Planet Earth is home to incredible types of ecosystems, and each one represents a habitat for life forms that have evolved in it for millennia.
In this article, we aim to analyze the characteristics of nine main types of ecosystems (also called biomes): forests, shrublands, grasslands, tundra, desert, artificial ecosystems, freshwater ecosystems, and marine photic and aphotic biomes.
The term "ecosystem" refers to a community of living organisms interacting with their surrounding environment. Flora and fauna of a specific area are called biocoenosis or biotic community, and we use the term biotope to designate the region of a habitat associated with a particular ecological community.
The living and nonliving components that make up an ecosystem interact with each other through nutrient cycles and energy flows.
There is a great variety of types of ecosystems in the world, and it would be difficult to answer the question "How many types of ecosystems are there?" due to the numerous classification systems that exist and place ecosystems in different subdivisions.
We have aimed to encompass all the main types of ecosystems, both terrestrial and marine, leaving out the aerial ecosystem due to it being more complicated to categorize.
It is worth mentioning that we also have hybrid ecosystems such as swamps, which can be viewed as a combination of a terrestrial and an aquatic ecosystem. The same applies to mangroves, marshlands, reed beds, and floodplains.
Forests, both temperate and tropical, are among the most important terrestrial ecosystems in the world, together with shrublands, grasslands, tundras, deserts, and artificial ecosystems.
Forests are the essential types of terrestrial ecosystems due to their vast biodiversity. Among forest biomes, we can name jungles, coniferous forests (spruce and pine), and taiga (also called boreal forests).
Certain classifications divide the primary forest ecosystem into two subcategories: temperate coniferous forests (Europe and North America), and humid tropical forests (Brazil, Indonesia, and Congo ).
Shrublands are terrestrial ecosystems dominated by shrubs, also called woody plants. When the majority of the plant life is made up of thorny bushes, like cacti, then they are called xerophytic scrub - any plant adapted to live in a dry habitat. Lastly, alpine shrublands are denominated using the term “páramo.”

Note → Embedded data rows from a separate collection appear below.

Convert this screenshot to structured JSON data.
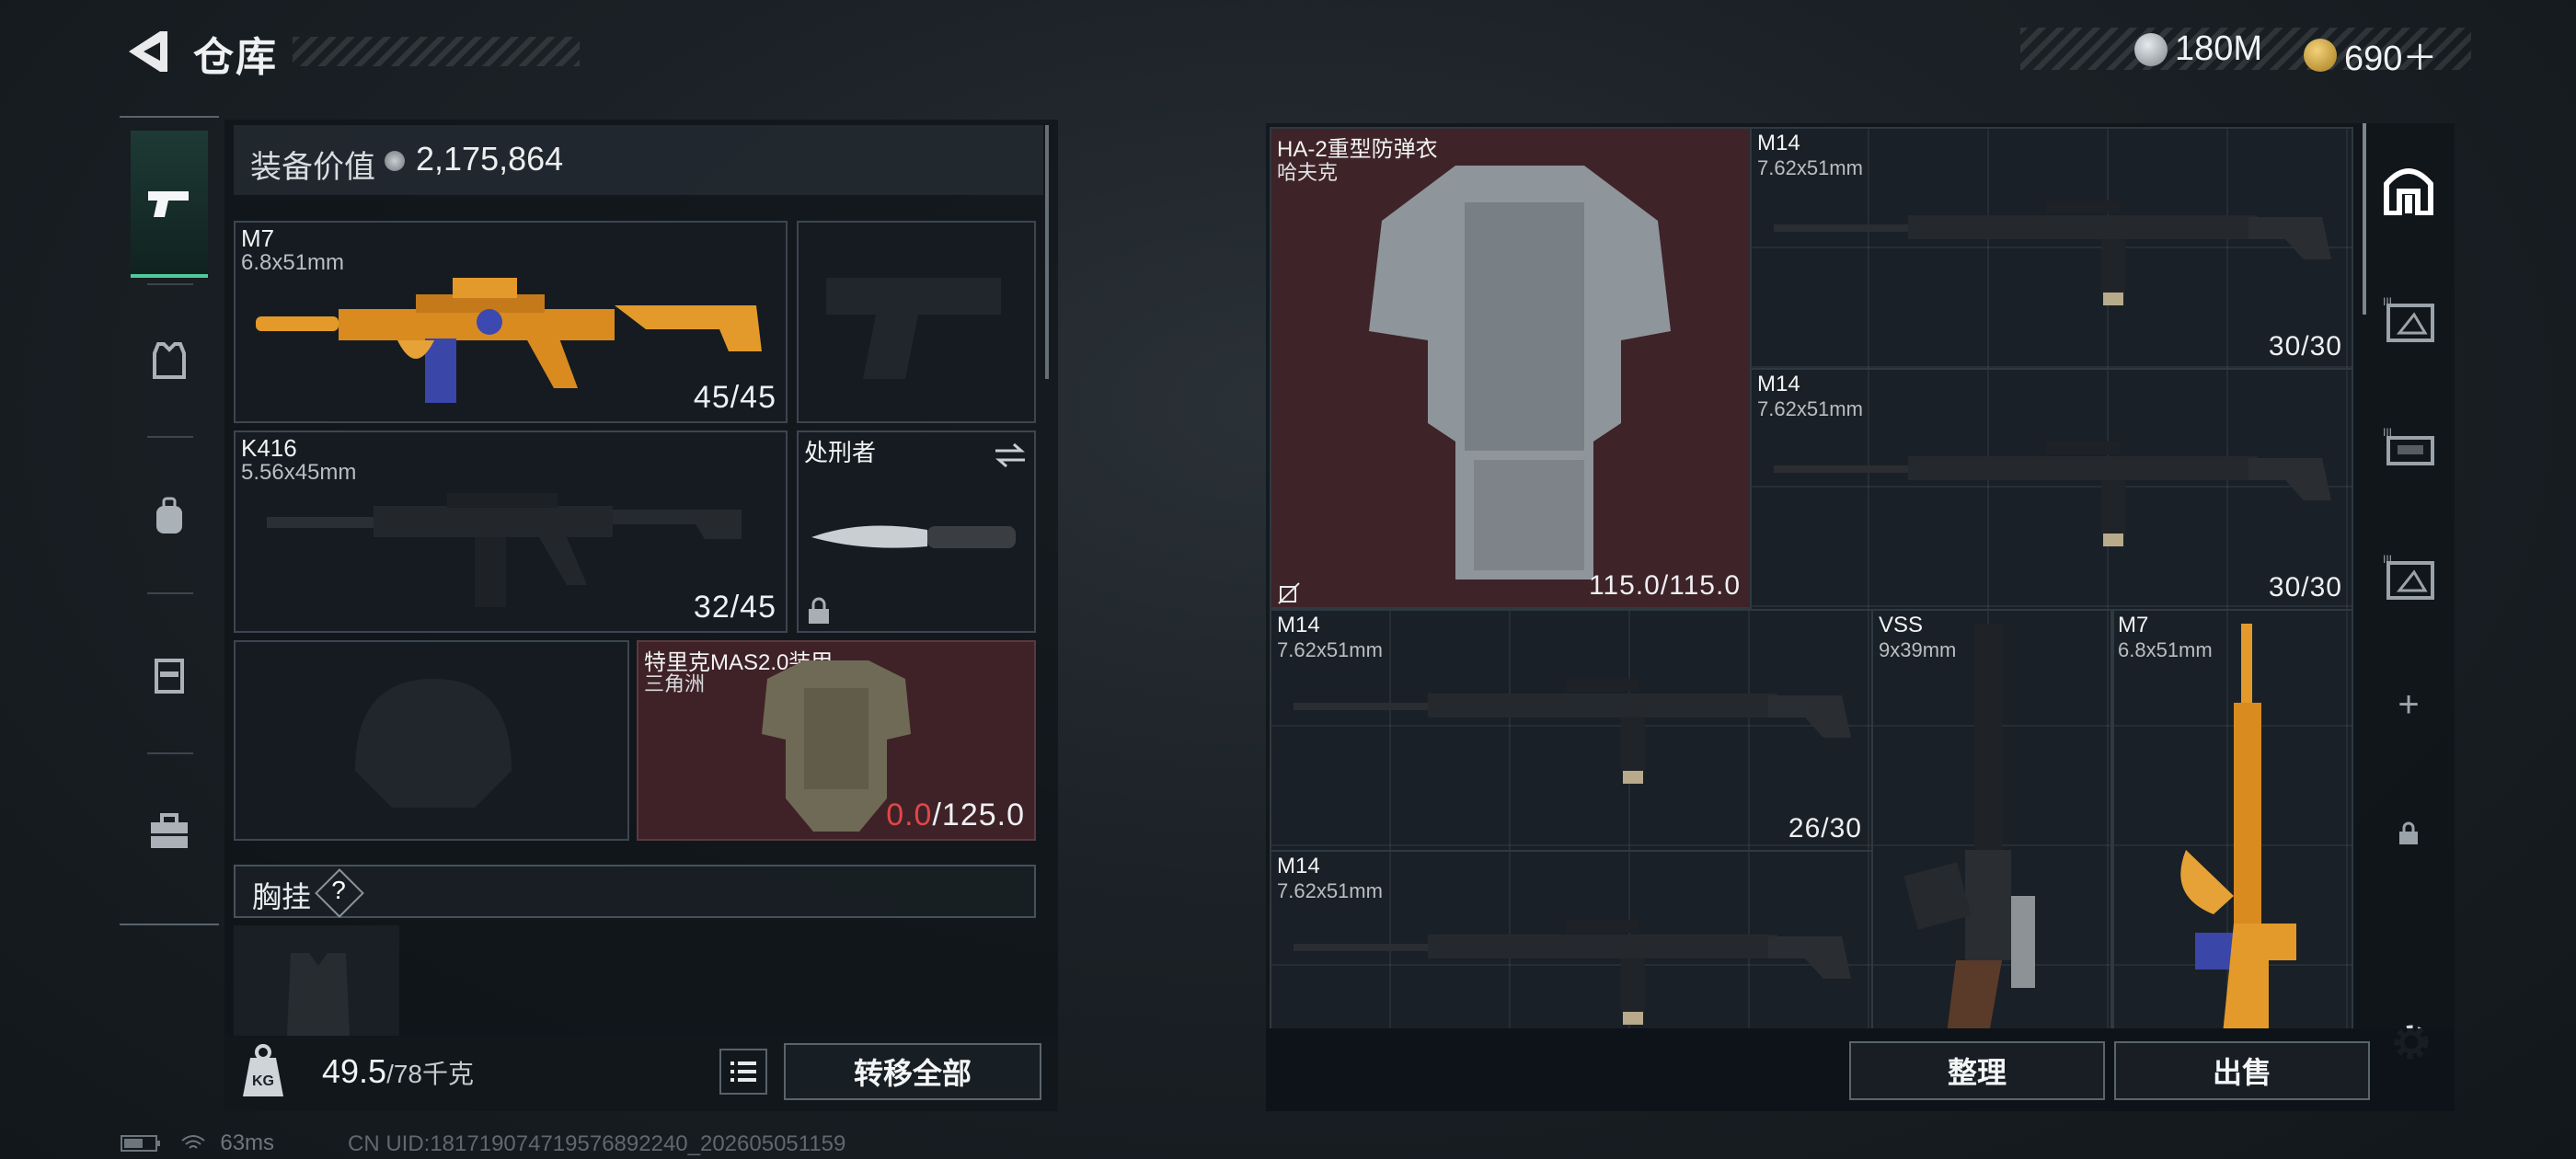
{
  "header": {
    "title": "仓库"
  },
  "currency": [
    {
      "icon": "silver-coin-icon",
      "value": "180M",
      "color": "#c0c6cb"
    },
    {
      "icon": "gold-coin-icon",
      "value": "690＋",
      "color": "#d3a741"
    }
  ],
  "left_nav": [
    {
      "icon": "pistol-icon",
      "active": true
    },
    {
      "icon": "armor-vest-icon",
      "active": false
    },
    {
      "icon": "backpack-icon",
      "active": false
    },
    {
      "icon": "chest-rig-icon",
      "active": false
    },
    {
      "icon": "briefcase-icon",
      "active": false
    }
  ],
  "equipment": {
    "value_label": "装备价值",
    "value": "2,175,864",
    "primary": {
      "name": "M7",
      "caliber": "6.8x51mm",
      "ammo": "45/45"
    },
    "secondary": {
      "name": "K416",
      "caliber": "5.56x45mm",
      "ammo": "32/45"
    },
    "melee": {
      "name": "处刑者"
    },
    "armor": {
      "name": "特里克MAS2.0装甲",
      "sub": "三角洲",
      "durability_current": "0.0",
      "durability_max": "/125.0"
    },
    "chest_rig_label": "胸挂",
    "chest_help": "?"
  },
  "footer_left": {
    "weight": "49.5",
    "weight_max": "/78千克",
    "transfer_all": "转移全部"
  },
  "storage": [
    {
      "name": "HA-2重型防弹衣",
      "sub": "哈夫克",
      "count": "115.0/115.0"
    },
    {
      "name": "M14",
      "sub": "7.62x51mm",
      "count": "30/30"
    },
    {
      "name": "M14",
      "sub": "7.62x51mm",
      "count": "30/30"
    },
    {
      "name": "M14",
      "sub": "7.62x51mm",
      "count": "26/30"
    },
    {
      "name": "VSS",
      "sub": "9x39mm",
      "count": ""
    },
    {
      "name": "M7",
      "sub": "6.8x51mm",
      "count": ""
    },
    {
      "name": "M14",
      "sub": "7.62x51mm",
      "count": ""
    }
  ],
  "right_nav": [
    {
      "icon": "safe-box-icon"
    },
    {
      "icon": "container-3-icon"
    },
    {
      "icon": "container-2-icon"
    },
    {
      "icon": "container-1-icon"
    },
    {
      "icon": "add-icon",
      "glyph": "+"
    },
    {
      "icon": "lock-icon"
    }
  ],
  "footer_right": {
    "organize": "整理",
    "sell": "出售"
  },
  "status": {
    "ping": "63ms",
    "uid": "CN UID:181719074719576892240_202605051159"
  }
}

Grasslands are terrestrial ecosystems typically in semi-arid places, made up almost entirely of grasses (Poaceae). The prairie, the savannah, and the steppe are thee types of grasslands associated with cold-temperate climate, dry climate, and tropical climate respectively.
The tundra is a cold and wet type of ecosystem that has a layer of permanently frozen ground below the surface, called permafrost. These harsh weather conditions mean that trees are unable to grow here and the natural flora is composed of shrubs, sedges, grasses, mosses, and lichens.
Due to limited rainfall, flora and fauna of desert areas are very limited which makes sustaining life extremely difficult.
The most known deserts are located in subtropical areas - such as Sahara, Namib, and Gobi, although they can appear in other types of climate as well.
The concept of "artificial ecosystem" refers to all areas where development was possible due to human intervention. Densely populated areas such as cities and farms are good examples of human-made ecosystems, as well as ponds, and artificial forests.
Aquatic ecosystems are the largest of all ecosystems and cover almost 71% of the Earth's surface. As opposed to terrestrial biomes, the different types of aquatic ecosystems stand out because their biotope, a portion of a habitat, consists of a large body of water. This includes oceans, seas, rivers, lakes, and other freshwater and saltwater sources.
Freshwater ecosystems are comprised of rivers, lakes, bogs, mineral springs, and other places where area pools - for example, in the bark of individual trees or plants that sustain other life forms.
This type of biome - such as beaches, coastlines, open seas, estuaries, coral reefs and atolls (a ring-shaped reef or island), forms in areas where the water is shallow - less than 200m, and the sun rays reach far enough to enable the photosynthesis process in plants - hence the name photic zone or sunlight zone.
Contrary to the previous type of ecosystem, the extreme depths in aphotic zones makes photosynthesis impossible due to little or no light; even oxygen levels are too low to sustain much plankton. Areas from 200m downward into the ocean floor and oceanic trenches are examples of such biomes.
Odum, E. P. (1971). Fundamentals of Ecology (3rd Ed.). New York: Saunders.
Sagoff, M. (2003). The plaza and the pendulum: two concepts of ecological science. Biology and Philosophy, 18(4): 529-552.